**EXERCISE GOAL:**
This exercise asks for the entries below to be printed exactly.

**MATERIAL TO PROCESS:**
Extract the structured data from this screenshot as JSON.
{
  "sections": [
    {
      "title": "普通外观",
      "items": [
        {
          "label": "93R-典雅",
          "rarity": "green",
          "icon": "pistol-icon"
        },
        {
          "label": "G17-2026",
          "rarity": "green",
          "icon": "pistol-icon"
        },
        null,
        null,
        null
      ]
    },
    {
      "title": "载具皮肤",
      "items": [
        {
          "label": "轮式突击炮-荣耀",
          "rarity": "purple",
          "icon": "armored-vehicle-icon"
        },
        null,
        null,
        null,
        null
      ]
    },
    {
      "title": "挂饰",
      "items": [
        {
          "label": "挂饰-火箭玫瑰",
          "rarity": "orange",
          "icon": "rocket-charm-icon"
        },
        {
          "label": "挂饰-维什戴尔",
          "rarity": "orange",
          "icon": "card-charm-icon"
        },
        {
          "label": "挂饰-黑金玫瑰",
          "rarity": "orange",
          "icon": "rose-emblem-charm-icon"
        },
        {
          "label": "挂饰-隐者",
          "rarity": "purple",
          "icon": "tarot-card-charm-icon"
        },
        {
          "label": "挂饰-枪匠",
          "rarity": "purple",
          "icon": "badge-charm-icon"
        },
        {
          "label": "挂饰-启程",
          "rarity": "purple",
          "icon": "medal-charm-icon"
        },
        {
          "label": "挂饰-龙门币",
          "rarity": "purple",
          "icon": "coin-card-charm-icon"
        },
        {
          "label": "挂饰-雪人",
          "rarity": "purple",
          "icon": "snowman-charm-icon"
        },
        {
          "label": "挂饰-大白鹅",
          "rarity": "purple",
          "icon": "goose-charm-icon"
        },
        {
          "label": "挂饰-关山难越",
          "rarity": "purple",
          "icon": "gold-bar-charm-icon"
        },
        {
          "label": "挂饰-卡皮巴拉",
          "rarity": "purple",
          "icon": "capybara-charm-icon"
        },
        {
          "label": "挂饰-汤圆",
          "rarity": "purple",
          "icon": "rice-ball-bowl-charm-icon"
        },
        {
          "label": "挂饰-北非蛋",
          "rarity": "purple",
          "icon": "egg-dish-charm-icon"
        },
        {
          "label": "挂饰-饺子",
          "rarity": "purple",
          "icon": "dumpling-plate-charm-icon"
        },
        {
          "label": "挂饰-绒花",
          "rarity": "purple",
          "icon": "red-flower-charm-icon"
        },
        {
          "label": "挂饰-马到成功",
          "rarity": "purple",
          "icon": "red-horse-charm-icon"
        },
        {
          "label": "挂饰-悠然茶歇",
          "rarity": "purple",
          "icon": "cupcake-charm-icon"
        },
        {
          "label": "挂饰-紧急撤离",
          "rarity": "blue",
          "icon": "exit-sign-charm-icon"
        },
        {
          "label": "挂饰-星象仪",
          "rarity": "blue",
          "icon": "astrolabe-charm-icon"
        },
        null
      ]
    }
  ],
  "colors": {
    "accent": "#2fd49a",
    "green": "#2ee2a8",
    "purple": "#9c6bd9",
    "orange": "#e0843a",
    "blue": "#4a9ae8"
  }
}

**RESPONSE TO THE EXERCISE:**
Extract the structured data from this screenshot as JSON.
{
  "sections": [
    {
      "title": "普通外观",
      "items": [
        {
          "label": "93R-典雅",
          "rarity": "green",
          "icon": "pistol-icon"
        },
        {
          "label": "G17-2026",
          "rarity": "green",
          "icon": "pistol-icon"
        },
        null,
        null,
        null
      ]
    },
    {
      "title": "载具皮肤",
      "items": [
        {
          "label": "轮式突击炮-荣耀",
          "rarity": "purple",
          "icon": "armored-vehicle-icon"
        },
        null,
        null,
        null,
        null
      ]
    },
    {
      "title": "挂饰",
      "items": [
        {
          "label": "挂饰-火箭玫瑰",
          "rarity": "orange",
          "icon": "rocket-charm-icon"
        },
        {
          "label": "挂饰-维什戴尔",
          "rarity": "orange",
          "icon": "card-charm-icon"
        },
        {
          "label": "挂饰-黑金玫瑰",
          "rarity": "orange",
          "icon": "rose-emblem-charm-icon"
        },
        {
          "label": "挂饰-隐者",
          "rarity": "purple",
          "icon": "tarot-card-charm-icon"
        },
        {
          "label": "挂饰-枪匠",
          "rarity": "purple",
          "icon": "badge-charm-icon"
        },
        {
          "label": "挂饰-启程",
          "rarity": "purple",
          "icon": "medal-charm-icon"
        },
        {
          "label": "挂饰-龙门币",
          "rarity": "purple",
          "icon": "coin-card-charm-icon"
        },
        {
          "label": "挂饰-雪人",
          "rarity": "purple",
          "icon": "snowman-charm-icon"
        },
        {
          "label": "挂饰-大白鹅",
          "rarity": "purple",
          "icon": "goose-charm-icon"
        },
        {
          "label": "挂饰-关山难越",
          "rarity": "purple",
          "icon": "gold-bar-charm-icon"
        },
        {
          "label": "挂饰-卡皮巴拉",
          "rarity": "purple",
          "icon": "capybara-charm-icon"
        },
        {
          "label": "挂饰-汤圆",
          "rarity": "purple",
          "icon": "rice-ball-bowl-charm-icon"
        },
        {
          "label": "挂饰-北非蛋",
          "rarity": "purple",
          "icon": "egg-dish-charm-icon"
        },
        {
          "label": "挂饰-饺子",
          "rarity": "purple",
          "icon": "dumpling-plate-charm-icon"
        },
        {
          "label": "挂饰-绒花",
          "rarity": "purple",
          "icon": "red-flower-charm-icon"
        },
        {
          "label": "挂饰-马到成功",
          "rarity": "purple",
          "icon": "red-horse-charm-icon"
        },
        {
          "label": "挂饰-悠然茶歇",
          "rarity": "purple",
          "icon": "cupcake-charm-icon"
        },
        {
          "label": "挂饰-紧急撤离",
          "rarity": "blue",
          "icon": "exit-sign-charm-icon"
        },
        {
          "label": "挂饰-星象仪",
          "rarity": "blue",
          "icon": "astrolabe-charm-icon"
        },
        null
      ]
    }
  ],
  "colors": {
    "accent": "#2fd49a",
    "green": "#2ee2a8",
    "purple": "#9c6bd9",
    "orange": "#e0843a",
    "blue": "#4a9ae8"
  }
}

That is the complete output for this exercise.